Capitalizing on the North American Manufacturing Renaissance with Talent and Emerging Tech
By Gustavo Sepulveda, Process Automation Business Head, Panasonic Connect
The phrase “Made in China” is near ubiquitous. It’s on t-shirt tags, the toys children play with, and thousands of other products—but that’s changing fast.
U.S. companies are rapidly reducing their production in China. In 2021, 10% of companies said that they were cutting their investments in China. One year later, 19% of U.S. companies told the American Chamber of Commerce in Shanghai that they were no longer involving themselves with the country. North American manufacturers are taking this as an opportunity to bring back manufacturing stateside. With $52.7B in investment for semiconductor manufacturing, R&D, and workforce development thanks to the CHIPS and Science Act, the U.S. government is bolstering the industry, and companies are following suit: In just the last year, companies have announced nearly $200 billion in investments for semiconductor, electric vehicle, and battery manufacturing in the United States.
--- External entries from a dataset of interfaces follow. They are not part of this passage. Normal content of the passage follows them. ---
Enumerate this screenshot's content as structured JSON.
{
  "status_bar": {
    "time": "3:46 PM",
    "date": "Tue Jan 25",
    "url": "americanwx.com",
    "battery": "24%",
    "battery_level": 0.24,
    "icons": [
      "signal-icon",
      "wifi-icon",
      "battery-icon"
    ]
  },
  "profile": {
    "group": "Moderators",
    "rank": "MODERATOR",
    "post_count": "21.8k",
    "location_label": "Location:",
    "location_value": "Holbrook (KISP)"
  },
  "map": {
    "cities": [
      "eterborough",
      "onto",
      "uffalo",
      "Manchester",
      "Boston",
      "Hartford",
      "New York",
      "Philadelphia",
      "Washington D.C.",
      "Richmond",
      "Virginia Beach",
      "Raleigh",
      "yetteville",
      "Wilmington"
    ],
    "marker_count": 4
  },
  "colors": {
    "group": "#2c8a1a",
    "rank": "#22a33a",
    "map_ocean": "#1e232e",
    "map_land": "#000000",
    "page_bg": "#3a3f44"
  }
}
To capitalize on this renaissance in North American manufacturing, manufacturers need to meet increased demand for stateside products. They can start by attracting and retaining top talent and leveraging emerging technology. Their efforts will allow North American manufacturing to grow and establish global leadership in the production of a wide range of goods.
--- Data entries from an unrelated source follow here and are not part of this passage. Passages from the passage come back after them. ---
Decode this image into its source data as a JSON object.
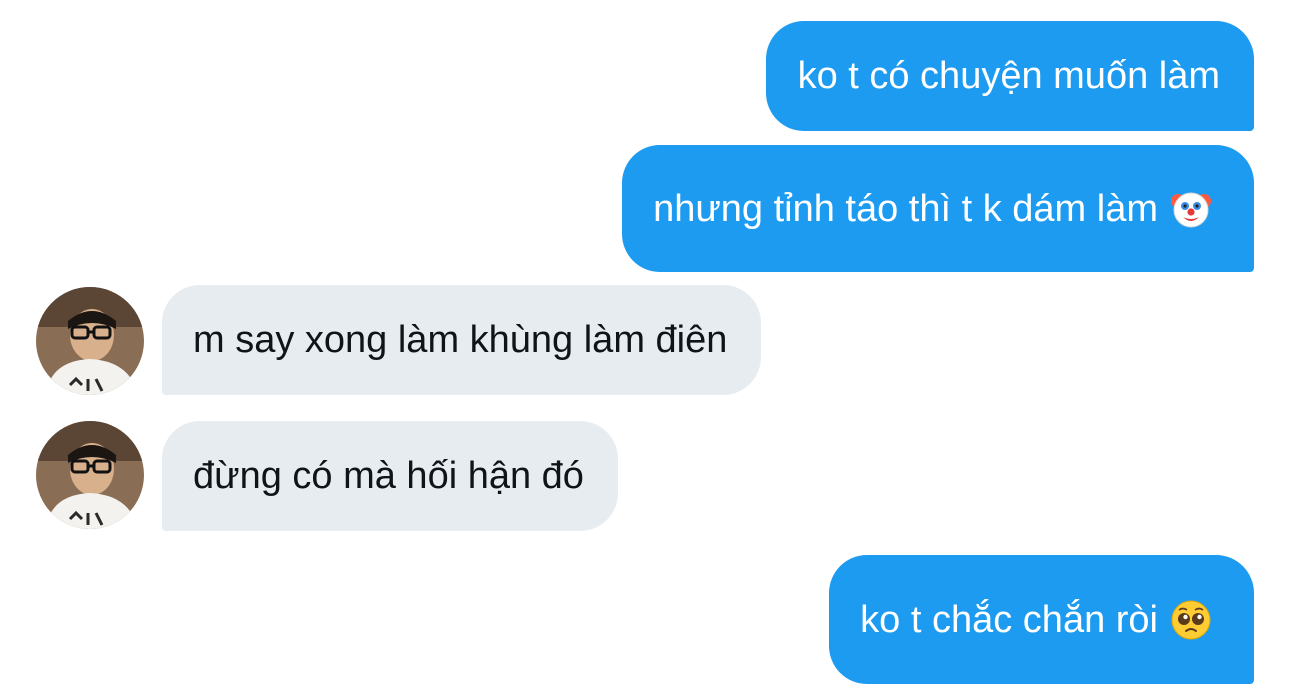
{
  "conversation": {
    "messages": [
      {
        "direction": "sent",
        "text": "ko t có chuyện muốn làm"
      },
      {
        "direction": "sent",
        "text": "nhưng tỉnh táo thì t k dám làm",
        "emoji": "clown-face-emoji"
      },
      {
        "direction": "received",
        "text": "m say xong làm khùng làm điên",
        "avatar": "user-avatar"
      },
      {
        "direction": "received",
        "text": "đừng có mà hối hận đó",
        "avatar": "user-avatar"
      },
      {
        "direction": "sent",
        "text": "ko t chắc chắn ròi",
        "emoji": "pleading-face-emoji"
      }
    ]
  },
  "colors": {
    "sent_bubble": "#1d9bf0",
    "sent_text": "#ffffff",
    "received_bubble": "#e7ecf0",
    "received_text": "#0f1419"
  }
}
Technology to Boost Efficiency on the Job, While Lowering Costs
New factories and new manufacturing jobs are emerging across North America — a new truck manufacturing plant in South Carolina, hundreds of new jobs at an auto parts manufacturer in Tijuana, for example. This is great news for the industry.
But inflation is also causing material costs to rise, and many manufacturers are struggling to attract and retain a skilled workforce. Emerging technology is essential to help manufacturers address both rising costs and training an evergreen workforce.
Automation can speed up production, but implementing new technologies requires downtime. Even if the downtime is only for a few hours, for some manufacturing leaders, any downtime is too much. Leaders in this new manufacturing era feel an intense pressure to keep up with the speed of demand. The irony is that in the long-term, automation can have a positive impact on the speed of production by over 90%. This means shorter lead times, so products are off the production line and into customers’ hands faster. Faster production means a better bottom line too. Autonomous supply chains can lead to an increase in revenue of up to 4 percent. Leaders need to think long-term about their goals and how they can achieve them through technology. If they get caught up with the implementation process, leaders will miss out on better production line efficiency and lowered costs.
Staying Closer to Factories and Reducing Supply Chain Woes
Not everything is within manufacturers’ control. More than half (51%) of U.S. companies expect the supply chain to remain challenging into 2023. For many manufacturing companies, moving back to North America presents a greater opportunity for visibility and transparency into their factories.
Material shortages and geopolitical issues continue to stress supply chains. Shorter distances between a factory and customers mean potentially fewer obstacles for manufacturers to navigate. More importantly, it means shorter lead times for products. With 62% of shoppers expecting their orders to arrive in less than 3 business days when choosing free shipping, this makes a difference. Manufacturers aren’t only expected to keep up with demand, but also expectations around shipping. Factories are the first step in ensuring that customers get their products on time. A delay in manufacturing production leads to a snowball effect, impacting consumers and manufacturers’ relationships with their customers. With operations closer to the consumer, manufacturers can keep up with the demand of the moment.
Training and Mentoring the Next-Gen North American Workforce
As employment opportunities arise in manufacturing, companies can shape the next-generation workforce. Companies who provide basic training to their employees, including hands-on experience with printed circuit board design and surface mount technology, will increase employees’ confidence in doing their jobs. When combined with opportunities for job growth, that confidence in employees will encourage them to stay with a company. Young employees can build upon that initial training, and grow their careers within their companies.
The manufacturing industry is on track to reach 2.1 million unfilled jobs by 2030 as baby boomers retire. What would happen if baby boomers were to retire before passing along their institutional knowledge to the incoming generation? This knowledge would be lost. It’s important as it ensures a smooth transition from one generation of workers to the next. That’s why companies should encourage baby boomers to transfer their industry know-how to the upcoming generation. They can do so by emphasizing how much the industry has grown over the course of the past few decades, and how much opportunity there is to grow the industry even more in the next couple of decades. It’s about recognizing their important contributions to manufacturing, and not letting that stop with their retirement. The new batch of workers can bring their innovative ideas into manufacturing jobs, while building on the experience and insights that more experienced workers have shared with them.
Maintaining Manufacturing Success Into the Future Amidst Challenges
Manufacturers should focus on what they can control, which is how they continue to produce goods even amidst global geopolitical and supply chain challenges. And that’s why implementing the right technology, and enlisting and training the new workforce, is so important.